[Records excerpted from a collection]
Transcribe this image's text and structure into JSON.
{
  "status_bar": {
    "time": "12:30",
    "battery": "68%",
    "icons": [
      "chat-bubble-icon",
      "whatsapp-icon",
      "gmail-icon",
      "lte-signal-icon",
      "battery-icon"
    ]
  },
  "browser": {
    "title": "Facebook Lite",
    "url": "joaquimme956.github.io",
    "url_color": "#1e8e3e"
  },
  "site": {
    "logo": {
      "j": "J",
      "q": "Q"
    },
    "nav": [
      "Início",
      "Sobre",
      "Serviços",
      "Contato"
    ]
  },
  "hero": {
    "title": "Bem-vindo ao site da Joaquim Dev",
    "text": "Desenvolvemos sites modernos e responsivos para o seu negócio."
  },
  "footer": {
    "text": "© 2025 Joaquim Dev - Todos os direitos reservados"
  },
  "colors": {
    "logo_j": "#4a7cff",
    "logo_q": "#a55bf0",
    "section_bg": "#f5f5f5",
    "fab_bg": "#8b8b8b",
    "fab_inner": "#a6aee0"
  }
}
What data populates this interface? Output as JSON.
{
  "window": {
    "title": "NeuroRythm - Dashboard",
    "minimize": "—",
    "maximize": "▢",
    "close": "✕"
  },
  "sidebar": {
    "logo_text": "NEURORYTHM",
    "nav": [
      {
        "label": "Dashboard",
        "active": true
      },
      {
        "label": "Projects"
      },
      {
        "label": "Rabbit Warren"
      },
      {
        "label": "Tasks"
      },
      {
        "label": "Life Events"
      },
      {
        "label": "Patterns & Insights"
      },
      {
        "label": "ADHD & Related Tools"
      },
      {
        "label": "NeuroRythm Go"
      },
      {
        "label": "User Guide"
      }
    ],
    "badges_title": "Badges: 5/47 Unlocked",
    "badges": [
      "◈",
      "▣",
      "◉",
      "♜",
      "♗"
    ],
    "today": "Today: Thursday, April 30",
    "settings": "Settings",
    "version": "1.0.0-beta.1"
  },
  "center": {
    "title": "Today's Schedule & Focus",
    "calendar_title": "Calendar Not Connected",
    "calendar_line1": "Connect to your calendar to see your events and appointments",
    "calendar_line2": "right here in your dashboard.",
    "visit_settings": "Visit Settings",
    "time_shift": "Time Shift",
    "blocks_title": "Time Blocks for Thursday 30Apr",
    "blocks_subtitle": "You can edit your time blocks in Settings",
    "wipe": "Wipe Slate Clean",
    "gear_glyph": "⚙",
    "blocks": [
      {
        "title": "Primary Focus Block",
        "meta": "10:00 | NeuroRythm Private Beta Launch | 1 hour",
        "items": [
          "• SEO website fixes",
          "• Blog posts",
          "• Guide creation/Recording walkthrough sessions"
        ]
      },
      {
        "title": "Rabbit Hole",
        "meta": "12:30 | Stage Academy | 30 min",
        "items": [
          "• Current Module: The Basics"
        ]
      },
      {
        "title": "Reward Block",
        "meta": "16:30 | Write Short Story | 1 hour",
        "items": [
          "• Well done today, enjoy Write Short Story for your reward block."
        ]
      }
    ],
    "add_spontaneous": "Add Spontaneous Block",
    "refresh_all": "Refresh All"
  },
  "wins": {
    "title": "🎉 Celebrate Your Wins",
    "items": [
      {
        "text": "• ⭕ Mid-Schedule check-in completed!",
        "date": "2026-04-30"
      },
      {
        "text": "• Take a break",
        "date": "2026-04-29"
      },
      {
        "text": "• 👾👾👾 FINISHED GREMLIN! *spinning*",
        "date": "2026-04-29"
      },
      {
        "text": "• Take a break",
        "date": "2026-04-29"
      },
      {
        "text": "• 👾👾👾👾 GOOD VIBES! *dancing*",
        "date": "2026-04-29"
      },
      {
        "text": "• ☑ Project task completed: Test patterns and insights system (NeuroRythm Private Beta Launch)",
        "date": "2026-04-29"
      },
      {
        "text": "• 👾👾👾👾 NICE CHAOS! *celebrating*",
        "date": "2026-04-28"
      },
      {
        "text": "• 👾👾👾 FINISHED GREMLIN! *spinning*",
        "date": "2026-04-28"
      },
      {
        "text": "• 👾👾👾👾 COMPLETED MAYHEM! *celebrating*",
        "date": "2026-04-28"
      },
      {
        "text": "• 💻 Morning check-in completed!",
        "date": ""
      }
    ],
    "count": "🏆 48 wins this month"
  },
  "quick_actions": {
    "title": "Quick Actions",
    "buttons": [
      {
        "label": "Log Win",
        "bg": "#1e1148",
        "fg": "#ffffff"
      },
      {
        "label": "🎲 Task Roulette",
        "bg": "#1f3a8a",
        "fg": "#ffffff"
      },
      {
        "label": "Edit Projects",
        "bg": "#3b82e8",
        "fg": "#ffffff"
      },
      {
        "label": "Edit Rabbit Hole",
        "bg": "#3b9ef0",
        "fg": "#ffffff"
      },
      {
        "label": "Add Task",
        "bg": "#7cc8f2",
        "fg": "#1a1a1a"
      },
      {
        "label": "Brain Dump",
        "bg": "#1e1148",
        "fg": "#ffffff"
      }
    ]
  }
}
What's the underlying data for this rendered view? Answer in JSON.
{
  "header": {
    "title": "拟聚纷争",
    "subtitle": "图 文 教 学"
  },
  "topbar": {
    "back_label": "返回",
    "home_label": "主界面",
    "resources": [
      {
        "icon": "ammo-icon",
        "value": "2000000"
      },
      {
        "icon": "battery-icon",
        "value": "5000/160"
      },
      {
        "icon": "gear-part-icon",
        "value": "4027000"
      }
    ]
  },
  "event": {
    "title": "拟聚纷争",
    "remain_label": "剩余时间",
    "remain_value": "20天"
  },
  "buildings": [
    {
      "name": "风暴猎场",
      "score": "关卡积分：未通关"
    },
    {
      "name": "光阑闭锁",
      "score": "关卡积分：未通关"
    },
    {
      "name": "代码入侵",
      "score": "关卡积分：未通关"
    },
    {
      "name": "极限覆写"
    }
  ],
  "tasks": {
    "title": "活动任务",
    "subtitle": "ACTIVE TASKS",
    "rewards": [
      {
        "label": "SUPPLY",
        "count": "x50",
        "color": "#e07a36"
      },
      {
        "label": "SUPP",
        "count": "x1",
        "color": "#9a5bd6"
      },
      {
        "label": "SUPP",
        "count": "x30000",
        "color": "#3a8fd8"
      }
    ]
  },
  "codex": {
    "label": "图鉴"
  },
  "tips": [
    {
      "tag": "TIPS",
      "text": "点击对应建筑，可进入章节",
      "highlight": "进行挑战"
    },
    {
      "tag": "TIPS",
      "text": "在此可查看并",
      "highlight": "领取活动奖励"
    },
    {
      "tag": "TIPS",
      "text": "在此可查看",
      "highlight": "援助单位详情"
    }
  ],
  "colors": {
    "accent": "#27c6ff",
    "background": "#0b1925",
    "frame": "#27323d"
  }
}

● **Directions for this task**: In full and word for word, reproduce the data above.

● **Solution to the problem**:
Transcribe this image's text and structure into JSON.
{
  "status_bar": {
    "time": "12:30",
    "battery": "68%",
    "icons": [
      "chat-bubble-icon",
      "whatsapp-icon",
      "gmail-icon",
      "lte-signal-icon",
      "battery-icon"
    ]
  },
  "browser": {
    "title": "Facebook Lite",
    "url": "joaquimme956.github.io",
    "url_color": "#1e8e3e"
  },
  "site": {
    "logo": {
      "j": "J",
      "q": "Q"
    },
    "nav": [
      "Início",
      "Sobre",
      "Serviços",
      "Contato"
    ]
  },
  "hero": {
    "title": "Bem-vindo ao site da Joaquim Dev",
    "text": "Desenvolvemos sites modernos e responsivos para o seu negócio."
  },
  "footer": {
    "text": "© 2025 Joaquim Dev - Todos os direitos reservados"
  },
  "colors": {
    "logo_j": "#4a7cff",
    "logo_q": "#a55bf0",
    "section_bg": "#f5f5f5",
    "fab_bg": "#8b8b8b",
    "fab_inner": "#a6aee0"
  }
}
What data populates this interface? Output as JSON.
{
  "window": {
    "title": "NeuroRythm - Dashboard",
    "minimize": "—",
    "maximize": "▢",
    "close": "✕"
  },
  "sidebar": {
    "logo_text": "NEURORYTHM",
    "nav": [
      {
        "label": "Dashboard",
        "active": true
      },
      {
        "label": "Projects"
      },
      {
        "label": "Rabbit Warren"
      },
      {
        "label": "Tasks"
      },
      {
        "label": "Life Events"
      },
      {
        "label": "Patterns & Insights"
      },
      {
        "label": "ADHD & Related Tools"
      },
      {
        "label": "NeuroRythm Go"
      },
      {
        "label": "User Guide"
      }
    ],
    "badges_title": "Badges: 5/47 Unlocked",
    "badges": [
      "◈",
      "▣",
      "◉",
      "♜",
      "♗"
    ],
    "today": "Today: Thursday, April 30",
    "settings": "Settings",
    "version": "1.0.0-beta.1"
  },
  "center": {
    "title": "Today's Schedule & Focus",
    "calendar_title": "Calendar Not Connected",
    "calendar_line1": "Connect to your calendar to see your events and appointments",
    "calendar_line2": "right here in your dashboard.",
    "visit_settings": "Visit Settings",
    "time_shift": "Time Shift",
    "blocks_title": "Time Blocks for Thursday 30Apr",
    "blocks_subtitle": "You can edit your time blocks in Settings",
    "wipe": "Wipe Slate Clean",
    "gear_glyph": "⚙",
    "blocks": [
      {
        "title": "Primary Focus Block",
        "meta": "10:00 | NeuroRythm Private Beta Launch | 1 hour",
        "items": [
          "• SEO website fixes",
          "• Blog posts",
          "• Guide creation/Recording walkthrough sessions"
        ]
      },
      {
        "title": "Rabbit Hole",
        "meta": "12:30 | Stage Academy | 30 min",
        "items": [
          "• Current Module: The Basics"
        ]
      },
      {
        "title": "Reward Block",
        "meta": "16:30 | Write Short Story | 1 hour",
        "items": [
          "• Well done today, enjoy Write Short Story for your reward block."
        ]
      }
    ],
    "add_spontaneous": "Add Spontaneous Block",
    "refresh_all": "Refresh All"
  },
  "wins": {
    "title": "🎉 Celebrate Your Wins",
    "items": [
      {
        "text": "• ⭕ Mid-Schedule check-in completed!",
        "date": "2026-04-30"
      },
      {
        "text": "• Take a break",
        "date": "2026-04-29"
      },
      {
        "text": "• 👾👾👾 FINISHED GREMLIN! *spinning*",
        "date": "2026-04-29"
      },
      {
        "text": "• Take a break",
        "date": "2026-04-29"
      },
      {
        "text": "• 👾👾👾👾 GOOD VIBES! *dancing*",
        "date": "2026-04-29"
      },
      {
        "text": "• ☑ Project task completed: Test patterns and insights system (NeuroRythm Private Beta Launch)",
        "date": "2026-04-29"
      },
      {
        "text": "• 👾👾👾👾 NICE CHAOS! *celebrating*",
        "date": "2026-04-28"
      },
      {
        "text": "• 👾👾👾 FINISHED GREMLIN! *spinning*",
        "date": "2026-04-28"
      },
      {
        "text": "• 👾👾👾👾 COMPLETED MAYHEM! *celebrating*",
        "date": "2026-04-28"
      },
      {
        "text": "• 💻 Morning check-in completed!",
        "date": ""
      }
    ],
    "count": "🏆 48 wins this month"
  },
  "quick_actions": {
    "title": "Quick Actions",
    "buttons": [
      {
        "label": "Log Win",
        "bg": "#1e1148",
        "fg": "#ffffff"
      },
      {
        "label": "🎲 Task Roulette",
        "bg": "#1f3a8a",
        "fg": "#ffffff"
      },
      {
        "label": "Edit Projects",
        "bg": "#3b82e8",
        "fg": "#ffffff"
      },
      {
        "label": "Edit Rabbit Hole",
        "bg": "#3b9ef0",
        "fg": "#ffffff"
      },
      {
        "label": "Add Task",
        "bg": "#7cc8f2",
        "fg": "#1a1a1a"
      },
      {
        "label": "Brain Dump",
        "bg": "#1e1148",
        "fg": "#ffffff"
      }
    ]
  }
}
What's the underlying data for this rendered view? Answer in JSON.
{
  "header": {
    "title": "拟聚纷争",
    "subtitle": "图 文 教 学"
  },
  "topbar": {
    "back_label": "返回",
    "home_label": "主界面",
    "resources": [
      {
        "icon": "ammo-icon",
        "value": "2000000"
      },
      {
        "icon": "battery-icon",
        "value": "5000/160"
      },
      {
        "icon": "gear-part-icon",
        "value": "4027000"
      }
    ]
  },
  "event": {
    "title": "拟聚纷争",
    "remain_label": "剩余时间",
    "remain_value": "20天"
  },
  "buildings": [
    {
      "name": "风暴猎场",
      "score": "关卡积分：未通关"
    },
    {
      "name": "光阑闭锁",
      "score": "关卡积分：未通关"
    },
    {
      "name": "代码入侵",
      "score": "关卡积分：未通关"
    },
    {
      "name": "极限覆写"
    }
  ],
  "tasks": {
    "title": "活动任务",
    "subtitle": "ACTIVE TASKS",
    "rewards": [
      {
        "label": "SUPPLY",
        "count": "x50",
        "color": "#e07a36"
      },
      {
        "label": "SUPP",
        "count": "x1",
        "color": "#9a5bd6"
      },
      {
        "label": "SUPP",
        "count": "x30000",
        "color": "#3a8fd8"
      }
    ]
  },
  "codex": {
    "label": "图鉴"
  },
  "tips": [
    {
      "tag": "TIPS",
      "text": "点击对应建筑，可进入章节",
      "highlight": "进行挑战"
    },
    {
      "tag": "TIPS",
      "text": "在此可查看并",
      "highlight": "领取活动奖励"
    },
    {
      "tag": "TIPS",
      "text": "在此可查看",
      "highlight": "援助单位详情"
    }
  ],
  "colors": {
    "accent": "#27c6ff",
    "background": "#0b1925",
    "frame": "#27323d"
  }
}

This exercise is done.